Museums:
I know that sounds like an odd suggestion for a warm day, but they're the only buildings in the city with air-conditioning. Choose one, go there, luxuriate in the cold, cold air. But whatever you do, don't lie down on the lovely cool tiled floor, they don't like that.
 
 
So, a few weeks ago it was my birthday. Not an event that I take too much notice of - not in a 'I hate getting old' way, more in a 'everyone stop looking at me and making a fuss' kind of way. I didn't mind that my Handsome Dutchie (HD) had neglected to buy me a present. There is a long story attached to this situation but suffice to say I vetoed his gift idea on the basis of extortionate cost (but now I come to think of it, that's a pretty smart move on his part...). 

So the 'averaged sized' day arrived and despite the preceding days being warm and sunny, my now 35 year old eyelids flickered open to find Amsterdam grey and drippy and looking as unlike July as you could imagine. It felt as though the dampness had also found a way into my spirit and it was with heavy limbs and  downturned mouth I that flung myself out of bed. HD on the other hand, having worked a double shift at the deli the day before, stayed buried in the duvet, barely opening his eyes and managing only a mumbled 'happy  birthday' which trailed off into a snore. 

Okay,  no present - fine. Mumbly snorey birthday greeting - not as fine but still forgivable. I clumped down the stairs feeling distinctly middle aged but cheering myself with the thought that I would probably find a birthday card with one of HD's exceptionally loving messages inside, propped up on the table. 

Nothing. 

No card, no note with cheerful birthday themed sketches scribbled in the corners. Not even cup of tea looked likely. I said goodbye to an unconscious HD, walked out the door and promptly burst into tears. And the tears continued all the way to my Dutch class. Luckily with the rain it wasn't all that noticeable and I probably just looked like I was in pain, sort like the face I made when I rode my new bike for the first time and the saddle was tilted too far back. 

I just had time before my Dutch class to stop and buy birthday cake. (In the Netherlands  you buy your own birthday cake, which everyone else eats. Maybe also good to know that it is also you who picks up the tab at the bar should you be daft enough to suggest everyone goes out to celebrate your special day. I know, it's not right, and from now on I'm never going to reveal the date of my birthday to anyone.)

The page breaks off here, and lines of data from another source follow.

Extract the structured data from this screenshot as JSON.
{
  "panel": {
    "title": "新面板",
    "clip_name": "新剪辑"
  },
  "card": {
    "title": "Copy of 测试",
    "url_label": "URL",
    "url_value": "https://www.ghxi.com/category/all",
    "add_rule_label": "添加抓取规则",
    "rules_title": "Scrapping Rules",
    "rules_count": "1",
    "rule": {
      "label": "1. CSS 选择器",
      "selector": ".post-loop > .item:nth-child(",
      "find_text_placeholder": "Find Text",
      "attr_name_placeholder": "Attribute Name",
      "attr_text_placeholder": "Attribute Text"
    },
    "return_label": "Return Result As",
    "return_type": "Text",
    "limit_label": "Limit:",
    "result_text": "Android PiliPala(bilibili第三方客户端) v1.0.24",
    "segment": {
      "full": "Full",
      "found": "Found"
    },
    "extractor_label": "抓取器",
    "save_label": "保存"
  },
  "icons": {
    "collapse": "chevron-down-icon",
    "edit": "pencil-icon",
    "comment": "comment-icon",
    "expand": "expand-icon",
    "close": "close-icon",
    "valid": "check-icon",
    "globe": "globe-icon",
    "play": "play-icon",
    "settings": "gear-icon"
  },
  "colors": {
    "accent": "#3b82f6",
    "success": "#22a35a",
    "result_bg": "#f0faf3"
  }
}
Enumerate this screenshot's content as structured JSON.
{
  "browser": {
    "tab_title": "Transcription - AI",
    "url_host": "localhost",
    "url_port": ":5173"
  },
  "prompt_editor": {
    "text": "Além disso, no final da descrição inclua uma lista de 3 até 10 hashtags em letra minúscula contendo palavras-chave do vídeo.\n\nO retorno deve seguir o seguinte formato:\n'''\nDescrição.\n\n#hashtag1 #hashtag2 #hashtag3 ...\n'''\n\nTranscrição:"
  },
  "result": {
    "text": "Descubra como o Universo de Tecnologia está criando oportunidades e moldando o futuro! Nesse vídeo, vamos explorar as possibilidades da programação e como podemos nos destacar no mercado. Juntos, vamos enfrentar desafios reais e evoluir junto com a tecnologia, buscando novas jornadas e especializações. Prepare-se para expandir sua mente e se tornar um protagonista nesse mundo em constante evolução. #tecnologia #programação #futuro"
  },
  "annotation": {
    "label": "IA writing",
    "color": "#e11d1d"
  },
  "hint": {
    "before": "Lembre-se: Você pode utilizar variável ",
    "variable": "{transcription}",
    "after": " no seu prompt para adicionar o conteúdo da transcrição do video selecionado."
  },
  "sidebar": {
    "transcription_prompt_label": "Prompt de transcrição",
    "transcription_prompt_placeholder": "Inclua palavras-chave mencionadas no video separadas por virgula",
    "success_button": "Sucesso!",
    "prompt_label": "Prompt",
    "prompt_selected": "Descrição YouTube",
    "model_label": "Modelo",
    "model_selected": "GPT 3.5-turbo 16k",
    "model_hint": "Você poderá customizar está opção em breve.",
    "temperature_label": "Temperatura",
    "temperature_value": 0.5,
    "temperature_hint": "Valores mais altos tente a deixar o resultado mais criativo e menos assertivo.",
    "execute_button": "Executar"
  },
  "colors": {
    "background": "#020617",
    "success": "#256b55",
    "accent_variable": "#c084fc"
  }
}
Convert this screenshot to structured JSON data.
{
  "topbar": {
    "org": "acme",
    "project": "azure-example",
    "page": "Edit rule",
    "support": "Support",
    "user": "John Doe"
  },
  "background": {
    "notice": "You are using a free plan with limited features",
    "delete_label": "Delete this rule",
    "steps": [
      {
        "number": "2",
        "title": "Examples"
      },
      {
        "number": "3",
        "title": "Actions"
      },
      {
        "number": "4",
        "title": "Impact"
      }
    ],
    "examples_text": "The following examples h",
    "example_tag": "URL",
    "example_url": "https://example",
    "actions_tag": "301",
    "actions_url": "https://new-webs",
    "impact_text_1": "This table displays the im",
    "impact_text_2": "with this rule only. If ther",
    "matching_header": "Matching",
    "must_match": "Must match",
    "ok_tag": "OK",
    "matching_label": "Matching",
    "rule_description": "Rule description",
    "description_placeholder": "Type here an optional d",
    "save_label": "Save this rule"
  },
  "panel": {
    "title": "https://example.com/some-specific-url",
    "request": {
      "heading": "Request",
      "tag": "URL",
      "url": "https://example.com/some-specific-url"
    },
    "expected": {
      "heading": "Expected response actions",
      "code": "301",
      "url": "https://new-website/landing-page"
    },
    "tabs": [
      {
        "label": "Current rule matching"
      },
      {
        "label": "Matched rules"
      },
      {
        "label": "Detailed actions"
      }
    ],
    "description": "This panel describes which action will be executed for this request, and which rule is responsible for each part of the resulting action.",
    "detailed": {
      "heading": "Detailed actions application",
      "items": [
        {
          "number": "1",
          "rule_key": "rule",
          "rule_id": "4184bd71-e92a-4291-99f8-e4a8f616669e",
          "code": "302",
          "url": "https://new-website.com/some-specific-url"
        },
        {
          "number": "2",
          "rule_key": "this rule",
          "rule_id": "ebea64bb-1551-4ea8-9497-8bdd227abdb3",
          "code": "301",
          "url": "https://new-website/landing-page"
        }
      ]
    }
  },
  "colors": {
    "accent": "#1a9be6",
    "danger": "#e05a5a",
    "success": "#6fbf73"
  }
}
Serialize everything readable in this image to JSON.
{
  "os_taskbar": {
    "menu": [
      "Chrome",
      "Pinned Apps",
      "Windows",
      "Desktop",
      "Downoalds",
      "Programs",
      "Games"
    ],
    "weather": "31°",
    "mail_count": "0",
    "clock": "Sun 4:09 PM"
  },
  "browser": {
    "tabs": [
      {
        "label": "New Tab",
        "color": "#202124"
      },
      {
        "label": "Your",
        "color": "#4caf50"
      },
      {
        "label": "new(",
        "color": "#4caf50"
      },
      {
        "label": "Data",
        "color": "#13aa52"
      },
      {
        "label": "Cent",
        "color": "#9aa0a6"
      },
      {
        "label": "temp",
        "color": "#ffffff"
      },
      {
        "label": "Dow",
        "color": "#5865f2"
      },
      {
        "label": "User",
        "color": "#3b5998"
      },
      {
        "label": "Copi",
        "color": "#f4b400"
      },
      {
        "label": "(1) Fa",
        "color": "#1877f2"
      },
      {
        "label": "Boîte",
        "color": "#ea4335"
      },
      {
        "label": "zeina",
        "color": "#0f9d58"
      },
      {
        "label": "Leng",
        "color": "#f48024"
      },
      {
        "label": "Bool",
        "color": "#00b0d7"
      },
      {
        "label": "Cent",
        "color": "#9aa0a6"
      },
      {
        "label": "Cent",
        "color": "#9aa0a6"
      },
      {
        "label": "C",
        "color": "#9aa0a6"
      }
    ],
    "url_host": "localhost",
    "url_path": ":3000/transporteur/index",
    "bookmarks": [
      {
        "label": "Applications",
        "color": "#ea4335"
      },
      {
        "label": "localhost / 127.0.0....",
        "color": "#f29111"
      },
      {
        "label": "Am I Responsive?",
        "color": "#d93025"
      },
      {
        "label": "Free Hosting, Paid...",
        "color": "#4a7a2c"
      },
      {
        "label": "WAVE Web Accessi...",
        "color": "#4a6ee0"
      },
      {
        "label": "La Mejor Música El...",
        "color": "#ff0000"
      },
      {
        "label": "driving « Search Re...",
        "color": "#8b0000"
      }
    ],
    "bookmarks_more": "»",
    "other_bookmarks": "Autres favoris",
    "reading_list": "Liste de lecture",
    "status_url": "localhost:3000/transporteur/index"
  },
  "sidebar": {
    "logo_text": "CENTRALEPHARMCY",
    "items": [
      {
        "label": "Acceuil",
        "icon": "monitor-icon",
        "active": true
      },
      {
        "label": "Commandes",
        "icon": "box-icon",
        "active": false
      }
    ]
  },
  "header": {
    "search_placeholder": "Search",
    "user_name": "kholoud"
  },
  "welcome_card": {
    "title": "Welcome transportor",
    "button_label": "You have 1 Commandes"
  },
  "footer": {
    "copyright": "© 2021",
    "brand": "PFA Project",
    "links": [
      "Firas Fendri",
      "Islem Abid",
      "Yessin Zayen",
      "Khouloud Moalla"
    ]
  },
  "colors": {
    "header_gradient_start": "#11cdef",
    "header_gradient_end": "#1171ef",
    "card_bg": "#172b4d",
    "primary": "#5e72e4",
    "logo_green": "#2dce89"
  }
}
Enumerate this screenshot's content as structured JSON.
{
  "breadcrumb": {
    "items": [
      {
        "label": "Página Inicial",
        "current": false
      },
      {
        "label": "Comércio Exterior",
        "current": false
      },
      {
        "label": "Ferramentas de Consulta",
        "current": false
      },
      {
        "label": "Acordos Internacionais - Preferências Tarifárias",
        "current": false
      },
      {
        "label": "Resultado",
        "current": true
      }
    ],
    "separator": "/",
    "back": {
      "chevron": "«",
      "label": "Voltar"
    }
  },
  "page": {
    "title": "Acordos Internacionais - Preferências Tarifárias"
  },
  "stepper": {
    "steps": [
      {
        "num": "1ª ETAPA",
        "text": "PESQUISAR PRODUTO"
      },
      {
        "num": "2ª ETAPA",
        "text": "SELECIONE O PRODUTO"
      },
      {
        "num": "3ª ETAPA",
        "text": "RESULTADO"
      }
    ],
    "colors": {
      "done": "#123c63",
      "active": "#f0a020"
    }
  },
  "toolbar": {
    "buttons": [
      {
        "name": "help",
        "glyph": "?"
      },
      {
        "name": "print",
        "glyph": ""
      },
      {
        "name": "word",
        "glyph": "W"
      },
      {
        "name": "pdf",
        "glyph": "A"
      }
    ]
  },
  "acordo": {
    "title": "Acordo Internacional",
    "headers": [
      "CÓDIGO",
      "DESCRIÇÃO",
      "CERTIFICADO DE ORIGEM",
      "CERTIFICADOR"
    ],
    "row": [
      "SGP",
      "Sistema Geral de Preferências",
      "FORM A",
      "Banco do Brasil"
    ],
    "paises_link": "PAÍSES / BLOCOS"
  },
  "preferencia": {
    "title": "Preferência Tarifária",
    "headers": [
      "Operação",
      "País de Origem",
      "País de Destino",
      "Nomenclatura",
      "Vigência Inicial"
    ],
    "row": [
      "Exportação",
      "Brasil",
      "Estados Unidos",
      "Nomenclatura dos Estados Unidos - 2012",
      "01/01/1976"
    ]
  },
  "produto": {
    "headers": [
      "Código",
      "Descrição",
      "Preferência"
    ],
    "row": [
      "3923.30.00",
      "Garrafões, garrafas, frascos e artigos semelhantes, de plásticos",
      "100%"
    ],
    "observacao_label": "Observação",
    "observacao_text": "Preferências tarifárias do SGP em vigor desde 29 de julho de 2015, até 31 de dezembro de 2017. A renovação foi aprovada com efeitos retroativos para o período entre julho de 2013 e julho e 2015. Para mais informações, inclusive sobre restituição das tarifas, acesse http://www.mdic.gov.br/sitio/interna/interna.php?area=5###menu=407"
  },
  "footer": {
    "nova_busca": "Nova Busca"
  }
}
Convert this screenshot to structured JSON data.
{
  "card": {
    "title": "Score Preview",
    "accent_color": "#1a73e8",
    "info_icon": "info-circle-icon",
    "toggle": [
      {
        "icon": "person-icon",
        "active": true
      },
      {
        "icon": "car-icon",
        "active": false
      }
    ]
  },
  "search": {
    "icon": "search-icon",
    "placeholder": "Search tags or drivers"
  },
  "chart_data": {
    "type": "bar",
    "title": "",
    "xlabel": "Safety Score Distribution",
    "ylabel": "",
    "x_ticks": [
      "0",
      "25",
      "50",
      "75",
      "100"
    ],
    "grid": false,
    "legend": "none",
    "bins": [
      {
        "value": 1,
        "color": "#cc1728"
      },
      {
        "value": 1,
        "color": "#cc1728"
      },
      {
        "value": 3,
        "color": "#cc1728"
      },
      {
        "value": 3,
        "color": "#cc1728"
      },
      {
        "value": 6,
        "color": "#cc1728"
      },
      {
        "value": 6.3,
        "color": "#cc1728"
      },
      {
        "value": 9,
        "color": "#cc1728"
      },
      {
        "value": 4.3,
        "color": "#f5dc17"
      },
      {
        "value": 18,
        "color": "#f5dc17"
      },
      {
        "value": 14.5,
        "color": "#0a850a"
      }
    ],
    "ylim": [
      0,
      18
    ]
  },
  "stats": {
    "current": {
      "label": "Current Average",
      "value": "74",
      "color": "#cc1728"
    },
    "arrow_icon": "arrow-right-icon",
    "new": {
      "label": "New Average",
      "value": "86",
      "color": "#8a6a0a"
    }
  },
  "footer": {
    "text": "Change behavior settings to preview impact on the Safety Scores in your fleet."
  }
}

I greeted my Dutch teacher cheerfully and handed her a mini version of my cake, explaining "ik ben jarig", which means literally "I am year-ish".  We talked about what I had been given (niks), what I was doing later (ik weet het niet) before I couldn't help but blurt out the awful fact that my boyfriend obviously didn't love me anymore because he didn't even get me a card. She looked at me like I had just started to speak Russian instead of Dutch (okay,okay, by this point I had run out of birthday-related Dutch and was complaining in English). 

"A card? Why would he give you a card? You live in the same house!"

So apparently the Dutch, as a rule, don't give birthday cards, they only send them to people they aren't going to see on the day. Of COURSE! That makes sense, that's practical, that's Dutch. It also makes the whole affair even cheaper, but I won't resort to stereotyping.  To someone who has a desk draw literally stuffed with cards just in case I get the urge to express a feeling of love, gratitude or general good will towards someone in my address book, this approach seems a little cold. But then I guess my approach could also be viewed as extreme, but coming from the opposite side.  

So, the main thing to bear in mind should be 'year-ish' while living in the Netherlands is that you shouldn't really expect anything, except what you pay for yourself.

Note: this post was updated slightly after my lovely Dutch friend pointed out that she gives cards, including to people living in the same house, and that my story made my adopted countrymen sound a bit mean.